Wednesday, December 07, 2005

John McDonough Smacks Down Scot Lehigh

Heath Care for All's John McDonough is a busy man these days. On Monday, he took Time Magazine's Joe Klein to task for writing a "love letter" to Governor Romney in the pages of that publication. Yesterday, he had to set the Globe's Scot Lehigh straight after he uncritically transcribed the talking points from Bay State business groups like the Associated Industries of Massachusetts and the Greater Boston Chamber of Commerce in his column. The employer mandate, Lehigh argues, would be a disaster as firms that don't offer health insurance currently, like Dunkin Donuts, would certainly move out of state to someplace where the cost of doing business isn't as high. Let's leave alone the claim that Massachusetts is an expensive place to do business (it is, not because of a high business tax burden, but because of energy, housing and, ironically, health care costs) and let McDonough respond:
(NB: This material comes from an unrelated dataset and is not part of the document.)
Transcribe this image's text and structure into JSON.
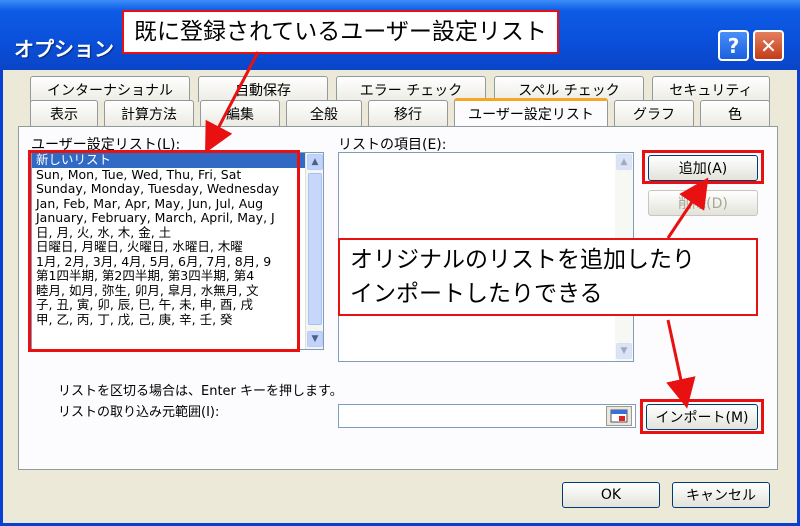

The firms that don't offer coverage are service, retail, food and construction -- companies that can't move across state borders or to Taiwan because they can't take their business with them. A February state survey of businesses that have workers on MassHealth or the Free Care Pool showed these businesses on the top of the list: Dunkin' Donuts, Stop & Shop, Walmart, McDonald's, and Unico (janitorial services). If we stop these business from ripping off taxpayers, guess what, none of them can move out of state. If they do, good riddance, and let another firm take their place that provides decent health coverage to workers and stops ripping off taxpayers to boot.
Firms that don't provide health coverage to workers are costing everyone else money. Most companies, in fact, do provide health coverage because they want to be able to lure the best people. I'm not saying we should hold the companies that don't hostage, but I certainly don't think we should be subsidizing them.

The only argument that Lehigh makes in his own article that makes any sense is when he says that the House bill will encourage companies to take on more part-time workers and hire more people as independent contractors, rather than full employees. These are the kind of unintended consequences we should be talking about, not whether a Dunkin Donuts in Seekonk is losing business to a franchise in Providence.